We Work Together But Don’t Read Each Other’s Blogs
Here at ACRLog we’ve made some efforts in the past to encourage academic librarians to explore the faculty blogosphere. On at least two occasions we posted about conversations taking place on faculty blogs and we even offered a guide to some faculty blogs for those who wanted to explore on their own. Only you, the readers, can tell me if any of those articles spurred you to start regularly reading a few faculty blogs or if you blog – did you add any faculty blogs to your blogroll?
One of my must read faculty/academic administrator blogs is Confessions of a Community College Dean. The Dean has great insight into the inner workings of the higher education institution. This post was particularly helpful to me in my work as an academic administrator. Recently, while looking over the Dean’s blogroll I noticed that he didn’t link to a single academic librarian blog or any sort of librarian blog. When I look at almost any faculty blog there are no librarian blogs referenced. Then again, when I look at most academic librarian blogs (or the blogs of academic librarians who occasionally write about academic issues) they don’t include any faculty blogs in their blogrolls. So what is going on here?
We work together. We serve on committees together. We deal with the same students and administrators. Shouldn’t we pay more attention to each others blogs? I wrote to the Dean and asked him to share his thoughts on that. I think he made some good points. I have to agree that there needs to be a WIIFM factor for faculty. I do think there can be as much in it for them as for us when we read their blogs.
While the Dean didn’t exactly take up my issue of why faculty and librarians aren’t reading each other’s blogs he did write a thoughtful post about the changing nature of the academic library and I suggest you read it.

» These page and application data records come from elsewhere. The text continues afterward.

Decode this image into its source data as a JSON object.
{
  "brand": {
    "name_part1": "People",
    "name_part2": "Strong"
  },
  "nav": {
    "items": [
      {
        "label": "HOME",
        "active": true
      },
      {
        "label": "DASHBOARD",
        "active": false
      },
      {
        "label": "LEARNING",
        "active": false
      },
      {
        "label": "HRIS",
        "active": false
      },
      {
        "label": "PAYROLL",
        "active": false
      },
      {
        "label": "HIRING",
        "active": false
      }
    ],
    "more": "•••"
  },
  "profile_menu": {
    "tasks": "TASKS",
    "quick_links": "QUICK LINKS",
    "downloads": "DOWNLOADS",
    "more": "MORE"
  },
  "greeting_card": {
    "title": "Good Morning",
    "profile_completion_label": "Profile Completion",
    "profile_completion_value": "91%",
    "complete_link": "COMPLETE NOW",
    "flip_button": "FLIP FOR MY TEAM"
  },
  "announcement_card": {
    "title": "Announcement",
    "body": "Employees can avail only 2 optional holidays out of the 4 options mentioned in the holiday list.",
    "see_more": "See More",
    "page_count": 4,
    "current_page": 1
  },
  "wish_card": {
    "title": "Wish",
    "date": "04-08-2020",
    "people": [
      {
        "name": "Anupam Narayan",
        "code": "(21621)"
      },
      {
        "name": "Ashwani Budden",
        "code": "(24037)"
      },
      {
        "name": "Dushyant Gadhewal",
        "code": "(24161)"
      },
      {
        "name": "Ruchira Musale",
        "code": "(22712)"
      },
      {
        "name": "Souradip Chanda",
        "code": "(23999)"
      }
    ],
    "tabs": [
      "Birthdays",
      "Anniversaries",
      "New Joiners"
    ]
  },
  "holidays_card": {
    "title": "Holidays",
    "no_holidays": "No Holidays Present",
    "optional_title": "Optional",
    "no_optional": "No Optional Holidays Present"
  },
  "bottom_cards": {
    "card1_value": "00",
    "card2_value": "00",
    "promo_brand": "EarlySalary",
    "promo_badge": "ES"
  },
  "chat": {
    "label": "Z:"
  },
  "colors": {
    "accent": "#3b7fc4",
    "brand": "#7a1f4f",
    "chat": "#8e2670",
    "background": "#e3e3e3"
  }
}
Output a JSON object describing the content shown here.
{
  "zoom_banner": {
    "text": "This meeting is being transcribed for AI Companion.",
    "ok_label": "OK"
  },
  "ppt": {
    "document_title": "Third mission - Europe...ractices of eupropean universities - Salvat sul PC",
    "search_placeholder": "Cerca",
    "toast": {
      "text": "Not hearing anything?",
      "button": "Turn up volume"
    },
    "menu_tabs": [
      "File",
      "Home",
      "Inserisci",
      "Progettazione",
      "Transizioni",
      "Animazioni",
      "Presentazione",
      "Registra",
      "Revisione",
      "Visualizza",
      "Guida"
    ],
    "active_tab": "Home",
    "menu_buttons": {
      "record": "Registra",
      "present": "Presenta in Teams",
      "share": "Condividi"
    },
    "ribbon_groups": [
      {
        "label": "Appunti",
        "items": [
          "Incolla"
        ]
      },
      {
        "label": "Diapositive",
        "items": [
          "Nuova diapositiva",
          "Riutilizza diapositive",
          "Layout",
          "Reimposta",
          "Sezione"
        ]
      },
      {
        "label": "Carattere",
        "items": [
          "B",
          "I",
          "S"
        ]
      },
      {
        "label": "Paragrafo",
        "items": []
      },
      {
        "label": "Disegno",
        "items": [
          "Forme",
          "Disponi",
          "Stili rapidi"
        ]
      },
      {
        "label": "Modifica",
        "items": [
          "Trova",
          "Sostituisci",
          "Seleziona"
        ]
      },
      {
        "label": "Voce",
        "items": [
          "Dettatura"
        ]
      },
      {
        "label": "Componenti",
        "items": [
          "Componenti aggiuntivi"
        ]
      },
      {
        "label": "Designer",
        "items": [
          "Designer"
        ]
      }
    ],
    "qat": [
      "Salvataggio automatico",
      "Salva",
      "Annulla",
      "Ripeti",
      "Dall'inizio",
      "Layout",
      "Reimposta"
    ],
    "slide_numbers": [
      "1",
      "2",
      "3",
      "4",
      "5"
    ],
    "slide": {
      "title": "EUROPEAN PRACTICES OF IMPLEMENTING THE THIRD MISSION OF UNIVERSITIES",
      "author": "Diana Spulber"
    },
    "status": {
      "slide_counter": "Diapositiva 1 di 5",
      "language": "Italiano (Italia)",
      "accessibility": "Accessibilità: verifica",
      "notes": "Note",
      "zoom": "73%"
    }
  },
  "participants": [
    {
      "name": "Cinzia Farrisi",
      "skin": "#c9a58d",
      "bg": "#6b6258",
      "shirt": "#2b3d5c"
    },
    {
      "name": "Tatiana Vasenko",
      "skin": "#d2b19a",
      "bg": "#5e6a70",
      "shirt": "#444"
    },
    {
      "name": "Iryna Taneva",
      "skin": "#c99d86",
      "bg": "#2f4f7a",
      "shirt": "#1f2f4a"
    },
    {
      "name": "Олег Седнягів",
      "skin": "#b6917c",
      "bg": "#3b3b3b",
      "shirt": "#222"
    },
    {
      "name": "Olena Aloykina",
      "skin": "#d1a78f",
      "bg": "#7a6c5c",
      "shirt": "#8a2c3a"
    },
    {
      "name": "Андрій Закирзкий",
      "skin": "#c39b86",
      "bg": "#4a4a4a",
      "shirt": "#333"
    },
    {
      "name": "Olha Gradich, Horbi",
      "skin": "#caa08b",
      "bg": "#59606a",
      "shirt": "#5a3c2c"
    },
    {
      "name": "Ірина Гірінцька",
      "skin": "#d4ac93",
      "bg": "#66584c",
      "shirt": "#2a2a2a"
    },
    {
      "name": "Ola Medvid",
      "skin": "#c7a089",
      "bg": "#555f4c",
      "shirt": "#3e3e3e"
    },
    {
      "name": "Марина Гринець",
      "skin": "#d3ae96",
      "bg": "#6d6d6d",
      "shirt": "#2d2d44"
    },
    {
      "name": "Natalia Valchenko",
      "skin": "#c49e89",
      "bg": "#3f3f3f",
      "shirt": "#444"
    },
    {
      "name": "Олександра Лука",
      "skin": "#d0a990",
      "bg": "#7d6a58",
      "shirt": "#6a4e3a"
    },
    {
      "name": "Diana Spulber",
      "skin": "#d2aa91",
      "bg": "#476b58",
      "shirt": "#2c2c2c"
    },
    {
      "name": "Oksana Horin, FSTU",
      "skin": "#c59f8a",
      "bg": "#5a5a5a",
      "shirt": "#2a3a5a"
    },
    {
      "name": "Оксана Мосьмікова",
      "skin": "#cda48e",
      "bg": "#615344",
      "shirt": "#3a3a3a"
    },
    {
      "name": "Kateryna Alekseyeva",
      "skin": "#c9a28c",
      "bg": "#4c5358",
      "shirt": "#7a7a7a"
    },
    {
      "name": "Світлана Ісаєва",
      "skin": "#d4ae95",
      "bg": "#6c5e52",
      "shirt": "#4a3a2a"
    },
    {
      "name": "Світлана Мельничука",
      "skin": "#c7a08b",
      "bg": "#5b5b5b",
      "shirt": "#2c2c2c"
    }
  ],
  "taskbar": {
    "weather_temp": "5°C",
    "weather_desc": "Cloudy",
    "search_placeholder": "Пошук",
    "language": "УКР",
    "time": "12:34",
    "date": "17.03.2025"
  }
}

BTW, if you like reading faculty blogs we are looking for someone who would be willing to write a monthly post for ACRLog that would summarize what’s being discussed on different faculty blogs. If you are interested in taking on this assignment and becoming a regular contributor to ACRLog – send a message indicating your interest via our “Send a Tip” link on this page.